How do you ensure compatibility between software-generated designs and the physical output from a laser cutter?
Ensuring compatibility between software-generated designs and the physical output from a laser cutter involves several crucial steps to guarantee accuracy, precision, and successful translation from digital design to the tangible product:
- Understand Machine Specifications: Familiarize yourself with the specific capabilities, limitations, and requirements of the laser cutting machine. This includes its supported file formats, cutting dimensions, power settings, and material compatibility.
- Use Compatible File Formats: Save designs in file formats supported by the laser cutter. Common formats include DXF, SVG, AI, or formats specified by the machine’s manufacturer. Ensure the chosen format accurately represents the intended design.
- Check Design Software Settings: Confirm that the design software settings match the specifications of the laser cutter. Verify units of measurement, dimensions, and scaling to prevent discrepancies between the digital design and physical output.
- Perform Test Cuts: Before full-scale production, conduct test cuts on similar materials to verify the accuracy of the design. Assess whether the cut lines, shapes, and dimensions match the intended specifications.
- Consider Material Properties: Account for material properties like thickness, density, and potential variations when translating the digital design to physical output. Adjust the design parameters to accommodate these material considerations.
- Kerf Compensation: Factor in the width of the laser beam (kerf) when designing parts that need to fit together precisely. Adjust the design to account for the material removed during cutting, ensuring a proper fit of assembled pieces.
- Inspect and Refine Designs: Regularly inspect the physical output against the digital design. Identify any discrepancies or inaccuracies and refine the design accordingly to improve compatibility.
- Maintain Software and Firmware Updates: Keep both the design software and the laser cutter firmware up to date to ensure compatibility with the latest features, improvements, and file format standards.
- Document and Record Settings: Maintain detailed records of successful cutting settings, including power, speed, and focal length, for different materials and designs. This helps replicate successful outputs and troubleshoot discrepancies.
- Collaborate and Communicate: Foster clear communication between design and production teams. Ensure both parties understand the requirements and capabilities of the software and the laser cutter to mitigate compatibility issues.
By diligently following these steps, designers and operators can bridge the gap between software-generated designs and the physical output from a laser cutter, ensuring that the final product matches the intended digital design with precision and accuracy.

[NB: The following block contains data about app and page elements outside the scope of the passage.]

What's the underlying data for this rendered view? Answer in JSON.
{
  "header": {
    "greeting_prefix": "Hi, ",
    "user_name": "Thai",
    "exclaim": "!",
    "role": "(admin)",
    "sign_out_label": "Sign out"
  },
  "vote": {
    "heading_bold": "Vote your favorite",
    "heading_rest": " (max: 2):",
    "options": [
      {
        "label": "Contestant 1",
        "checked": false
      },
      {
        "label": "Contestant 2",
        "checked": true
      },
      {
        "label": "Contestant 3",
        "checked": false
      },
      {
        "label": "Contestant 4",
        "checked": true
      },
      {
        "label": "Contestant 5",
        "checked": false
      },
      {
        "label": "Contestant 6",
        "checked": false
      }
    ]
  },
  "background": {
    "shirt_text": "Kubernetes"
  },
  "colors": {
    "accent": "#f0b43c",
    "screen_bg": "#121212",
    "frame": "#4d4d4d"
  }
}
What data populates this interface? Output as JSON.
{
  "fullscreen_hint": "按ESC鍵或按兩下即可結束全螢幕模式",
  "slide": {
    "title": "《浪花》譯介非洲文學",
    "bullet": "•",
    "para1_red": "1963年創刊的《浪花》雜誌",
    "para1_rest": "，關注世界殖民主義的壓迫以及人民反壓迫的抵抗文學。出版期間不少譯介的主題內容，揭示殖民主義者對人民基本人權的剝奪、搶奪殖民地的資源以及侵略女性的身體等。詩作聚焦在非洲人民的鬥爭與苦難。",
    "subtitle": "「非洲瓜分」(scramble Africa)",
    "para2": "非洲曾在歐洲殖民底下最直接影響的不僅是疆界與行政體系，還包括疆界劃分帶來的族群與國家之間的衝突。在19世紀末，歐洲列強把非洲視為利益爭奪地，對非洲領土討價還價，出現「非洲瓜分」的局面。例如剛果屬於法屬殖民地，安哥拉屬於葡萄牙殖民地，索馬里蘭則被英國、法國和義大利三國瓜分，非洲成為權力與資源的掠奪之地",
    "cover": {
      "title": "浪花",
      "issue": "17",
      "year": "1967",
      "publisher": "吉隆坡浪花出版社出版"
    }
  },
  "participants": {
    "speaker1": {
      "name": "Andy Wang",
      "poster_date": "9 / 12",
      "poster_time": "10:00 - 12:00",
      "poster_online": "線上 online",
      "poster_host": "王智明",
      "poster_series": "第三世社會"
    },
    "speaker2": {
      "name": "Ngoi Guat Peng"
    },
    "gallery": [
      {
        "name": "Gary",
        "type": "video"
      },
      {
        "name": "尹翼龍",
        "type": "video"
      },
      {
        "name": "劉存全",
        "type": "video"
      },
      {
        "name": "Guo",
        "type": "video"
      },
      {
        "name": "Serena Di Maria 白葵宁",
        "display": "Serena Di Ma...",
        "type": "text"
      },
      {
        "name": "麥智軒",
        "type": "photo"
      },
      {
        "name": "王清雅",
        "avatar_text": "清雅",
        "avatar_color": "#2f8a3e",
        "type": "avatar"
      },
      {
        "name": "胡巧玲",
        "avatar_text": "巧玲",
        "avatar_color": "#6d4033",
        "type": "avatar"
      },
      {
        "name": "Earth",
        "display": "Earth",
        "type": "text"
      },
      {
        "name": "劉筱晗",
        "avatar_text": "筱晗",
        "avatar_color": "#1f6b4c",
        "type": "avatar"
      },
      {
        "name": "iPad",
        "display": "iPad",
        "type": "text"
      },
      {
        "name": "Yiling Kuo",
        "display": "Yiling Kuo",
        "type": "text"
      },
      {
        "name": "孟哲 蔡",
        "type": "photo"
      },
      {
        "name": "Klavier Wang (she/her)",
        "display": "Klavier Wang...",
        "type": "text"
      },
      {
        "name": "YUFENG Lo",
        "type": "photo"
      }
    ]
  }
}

- How does laser cutting software convert design files into machine-readable formats?
- What sort of support and community resources are available for users of laser cutting software?
- What are the essential features of software used for laser cutting?
- Are there specific software tools optimized for different types of laser cutting machines?
- Are there any specific software tools dedicated to optimizing laser cutting paths or reducing material waste?